I came across an interesting post written by Jay Cross. I say interesting because this brings out both sides of the story quite well. While web 2.0 has the potential of giving power to the people … letting users create and deploy content as they see best, it also opens up the possibility of misuse. Something which Dave Snowden has written about as well.

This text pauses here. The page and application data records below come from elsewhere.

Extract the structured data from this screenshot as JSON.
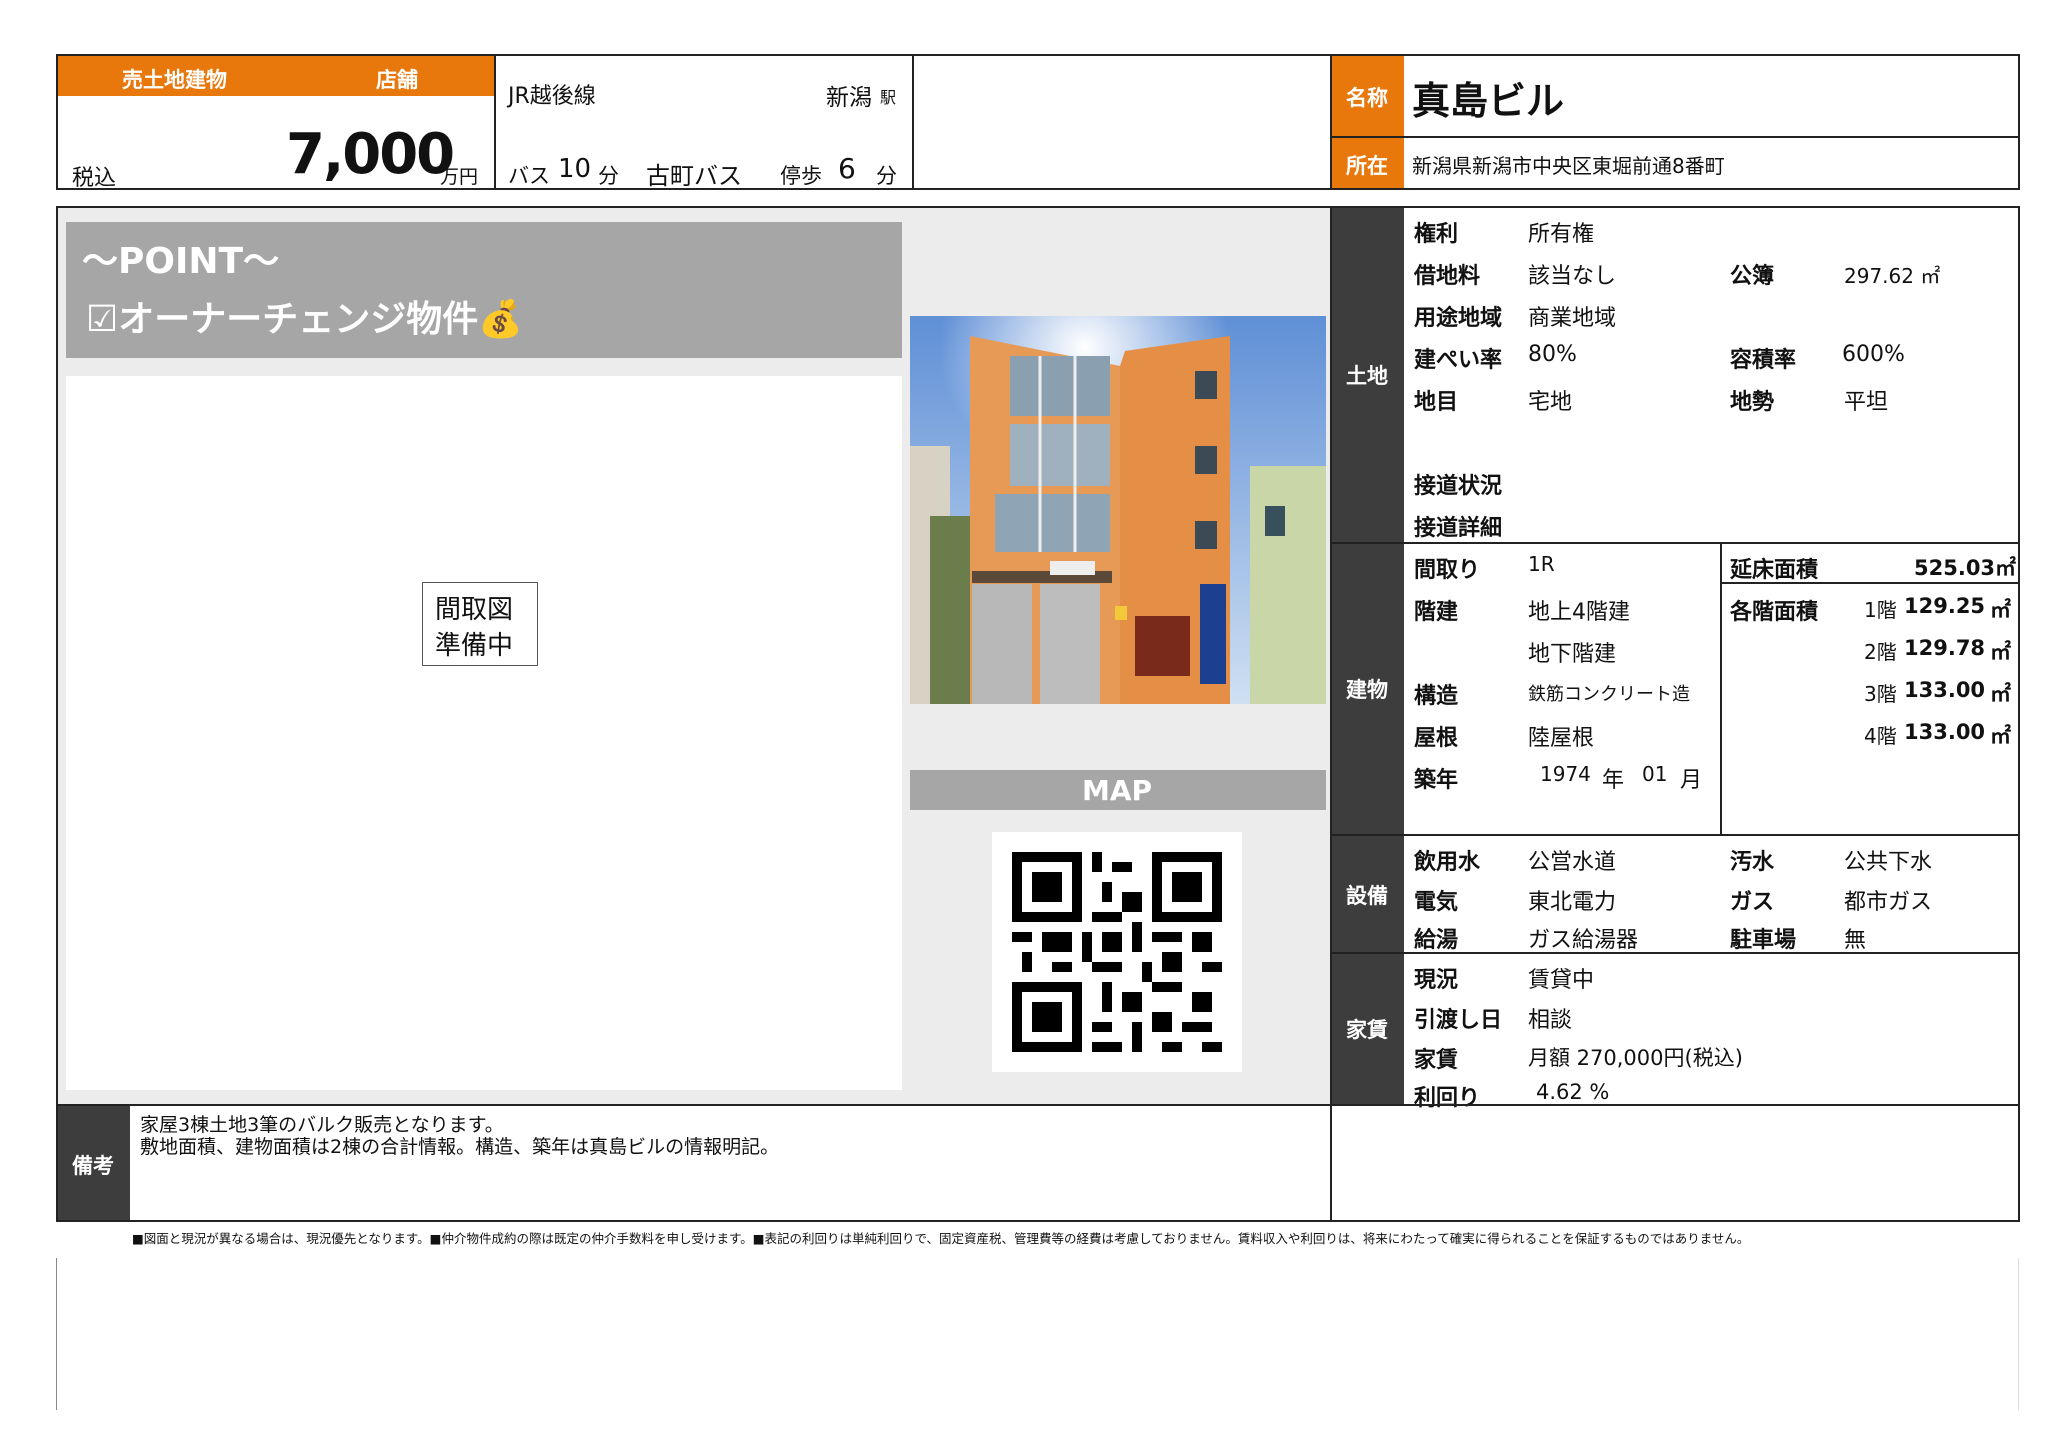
{
  "header": {
    "category": "売土地建物",
    "type": "店舗",
    "tax_label": "税込",
    "price": "7,000",
    "price_unit": "万円",
    "line": "JR越後線",
    "station": "新潟",
    "station_suffix": "駅",
    "bus_label": "バス",
    "bus_min": "10",
    "bus_unit": "分",
    "bus_stop": "古町バス",
    "walk_label": "停歩",
    "walk_min": "6",
    "walk_unit": "分",
    "name_label": "名称",
    "name": "真島ビル",
    "address_label": "所在",
    "address": "新潟県新潟市中央区東堀前通8番町"
  },
  "point": {
    "title": "～POINT～",
    "item": "☑オーナーチェンジ物件💰"
  },
  "floorplan": {
    "line1": "間取図",
    "line2": "準備中"
  },
  "map": {
    "label": "MAP"
  },
  "land": {
    "section": "土地",
    "rights_label": "権利",
    "rights": "所有権",
    "lease_label": "借地料",
    "lease": "該当なし",
    "area_label": "公簿",
    "area": "297.62 ㎡",
    "zone_label": "用途地域",
    "zone": "商業地域",
    "bcr_label": "建ぺい率",
    "bcr": "80%",
    "far_label": "容積率",
    "far": "600%",
    "category_label": "地目",
    "category": "宅地",
    "terrain_label": "地勢",
    "terrain": "平坦",
    "road_label": "接道状況",
    "road_detail_label": "接道詳細"
  },
  "building": {
    "section": "建物",
    "layout_label": "間取り",
    "layout": "1R",
    "floor_area_label": "延床面積",
    "floor_area": "525.03㎡",
    "floors_label": "階建",
    "floors_above": "地上4階建",
    "floors_below": "地下階建",
    "each_floor_label": "各階面積",
    "each_floor": [
      {
        "floor": "1階",
        "area": "129.25",
        "unit": "㎡"
      },
      {
        "floor": "2階",
        "area": "129.78",
        "unit": "㎡"
      },
      {
        "floor": "3階",
        "area": "133.00",
        "unit": "㎡"
      },
      {
        "floor": "4階",
        "area": "133.00",
        "unit": "㎡"
      }
    ],
    "structure_label": "構造",
    "structure": "鉄筋コンクリート造",
    "roof_label": "屋根",
    "roof": "陸屋根",
    "built_label": "築年",
    "built_year": "1974",
    "year_unit": "年",
    "built_month": "01",
    "month_unit": "月"
  },
  "facilities": {
    "section": "設備",
    "water_label": "飲用水",
    "water": "公営水道",
    "sewage_label": "汚水",
    "sewage": "公共下水",
    "power_label": "電気",
    "power": "東北電力",
    "gas_label": "ガス",
    "gas": "都市ガス",
    "hotwater_label": "給湯",
    "hotwater": "ガス給湯器",
    "parking_label": "駐車場",
    "parking": "無"
  },
  "rent": {
    "section": "家賃",
    "status_label": "現況",
    "status": "賃貸中",
    "handover_label": "引渡し日",
    "handover": "相談",
    "rent_label": "家賃",
    "rent": "月額 270,000円(税込)",
    "yield_label": "利回り",
    "yield": "4.62 %"
  },
  "remarks": {
    "label": "備考",
    "line1": "家屋3棟土地3筆のバルク販売となります。",
    "line2": "敷地面積、建物面積は2棟の合計情報。構造、築年は真島ビルの情報明記。"
  },
  "footer": "■図面と現況が異なる場合は、現況優先となります。■仲介物件成約の際は既定の仲介手数料を申し受けます。■表記の利回りは単純利回りで、固定資産税、管理費等の経費は考慮しておりません。賃料収入や利回りは、将来にわたって確実に得られることを保証するものではありません。",
  "colors": {
    "accent": "#e8780c",
    "section_bg": "#3d3d3d"
  }
}
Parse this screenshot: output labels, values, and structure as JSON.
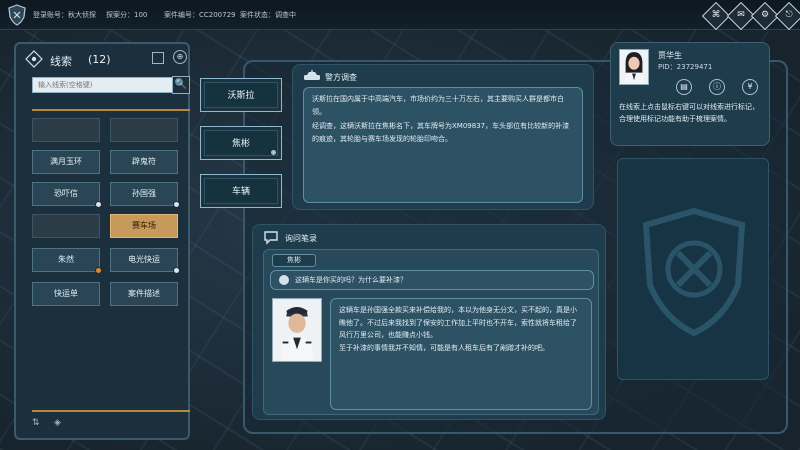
{
  "topbar": {
    "login_label": "登录账号：",
    "login_value": "秋大侦探",
    "score_label": "探案分：",
    "score_value": "100",
    "case_no_label": "案件编号：",
    "case_no_value": "CC200729",
    "case_status_label": "案件状态：",
    "case_status_value": "调查中"
  },
  "clues": {
    "title": "线索",
    "count": "(12)",
    "search_placeholder": "输入线索(空格键)",
    "items": [
      {
        "label": ""
      },
      {
        "label": ""
      },
      {
        "label": "满月玉环"
      },
      {
        "label": "辟鬼符"
      },
      {
        "label": "恐吓信"
      },
      {
        "label": "孙国强"
      },
      {
        "label": ""
      },
      {
        "label": "赛车场"
      },
      {
        "label": "朱然"
      },
      {
        "label": "电光快运"
      },
      {
        "label": "快运单"
      },
      {
        "label": "案件描述"
      }
    ]
  },
  "tabs": {
    "t1": "沃斯拉",
    "t2": "焦彬",
    "t3": "车辆"
  },
  "police": {
    "title": "警方调查",
    "p1": "沃斯拉在国内属于中高端汽车，市场价约为三十万左右，其主要购买人群是都市白领。",
    "p2": "经调查，这辆沃斯拉在焦彬名下，其车牌号为XM09837，车头部位有比较新的补漆的痕迹，其轮胎与赛车场发现的轮胎印吻合。"
  },
  "interrogation": {
    "title": "询问笔录",
    "tab": "焦彬",
    "question": "这辆车是你买的吗？为什么要补漆？",
    "a1": "这辆车是孙国强全款买来补偿给我的，本以为他身无分文，买不起的，真是小瞧他了。不过后来我找到了保安的工作加上平时也不开车，索性就将车租给了风行万里公司，也能赚点小钱。",
    "a2": "至于补漆的事情我并不知情，可能是有人租车后有了剐蹭才补的吧。"
  },
  "profile": {
    "name": "贾华生",
    "pid": "PID：23729471",
    "hint": "在线索上点击鼠标右键可以对线索进行标记，合理使用标记功能有助于梳理案情。"
  },
  "colors": {
    "accent_gold": "#c69a5a",
    "panel": "#1f3c4d",
    "text_box": "#2d5264"
  }
}
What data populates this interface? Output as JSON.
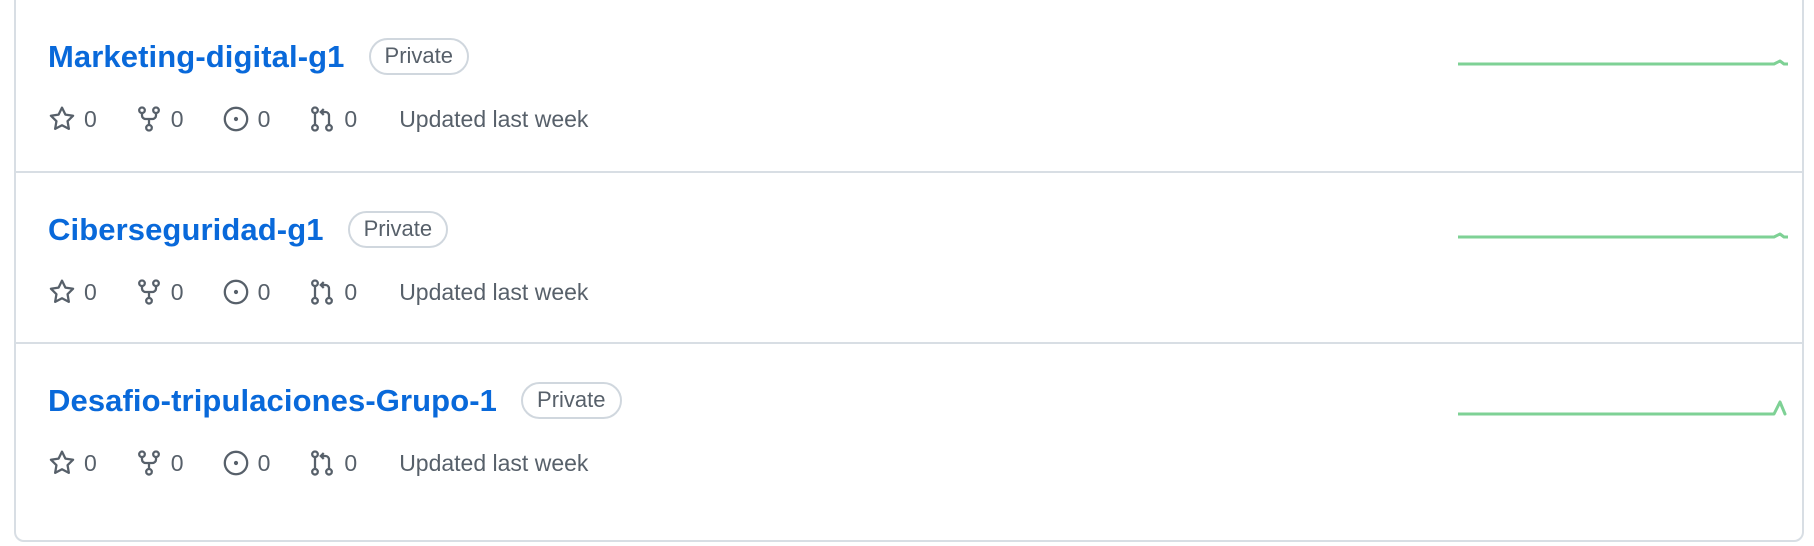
{
  "colors": {
    "link": "#0969da",
    "spark": "#7ed195",
    "border": "#d8dee4",
    "muted": "#57606a"
  },
  "repos": [
    {
      "name": "Marketing-digital-g1",
      "visibility": "Private",
      "stars": "0",
      "forks": "0",
      "issues": "0",
      "pulls": "0",
      "updated": "Updated last week",
      "activity": "flat-small-bump"
    },
    {
      "name": "Ciberseguridad-g1",
      "visibility": "Private",
      "stars": "0",
      "forks": "0",
      "issues": "0",
      "pulls": "0",
      "updated": "Updated last week",
      "activity": "flat-small-bump"
    },
    {
      "name": "Desafio-tripulaciones-Grupo-1",
      "visibility": "Private",
      "stars": "0",
      "forks": "0",
      "issues": "0",
      "pulls": "0",
      "updated": "Updated last week",
      "activity": "flat-spike"
    }
  ],
  "icons": {
    "star": "star-icon",
    "fork": "repo-forked-icon",
    "issue": "issue-opened-icon",
    "pull": "git-pull-request-icon"
  }
}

I guess this is one of the reasons more and more organizations are looking at deploying web 2.0 tools within the organization. This could also be something which has high value to the organization. Lets face it … How much of sharing of thoughts, ideas actually happens in an organization. Of course, it varies from organization to organization, but fact remains, even within an organization, content or expertise discovery is a laborious process, and not something which can be easily done. Leaves users going round in circles. And this is where web 2.o tools being deployed even within the organization could open up new channels for knowledge flow in the organization. I believe knowledge flows in the organization in ways which we dont quite understand well, not today, at least. With internal deployments, we are at least making a start in bringing these channels to light, so they could be leveraged more effectively? One more thing to add here … web 2.0 or collaboration, when looked at within the context of the organization could actually augment the existing content management tools that have been in place for quite some time now. This not only allows organizations to make good these investments, this also enables people in the organization to discover and use these content resources more effectively.
Over a period of time, I have been thinking about one of the challenges facing “conventional KM … the long tail. Actually, at a basic level, the long tail would be a corollary to Pareto’s Law (or am I oversimplifying things here?). And, Pareto’s Law would be applicable to KM as we know it. At least from the perspective of content. Lets face it … all knowledge managers have to have a document repository with artefacts (documents?) being contributed to this repository from the business. Now, this is where the issue lies. With the long tail of KM, it can be seen that there are only a few resources which are accessed by a large number of people. This implies that there is a large number of resources which are appealing to a very small audience. The long tail …
Corollary … People expect KM to address all the niches in the business. And, this is where the question arises … Can KM be all things to all people? Looking into this question at a deeper level … Where do these documents come from. In most organizations, these documents are largely contributed by employees. Now, not too many organizations where people would be contributing documents related to the different niches of the business (by definition, most of the people in the organization probably dont even know these niches exist). The other alternative is that KM needs to invest in expertise in the different niches of the business to address the resource requirements of people in the organization addressing these niches. Question is … How much is worth it!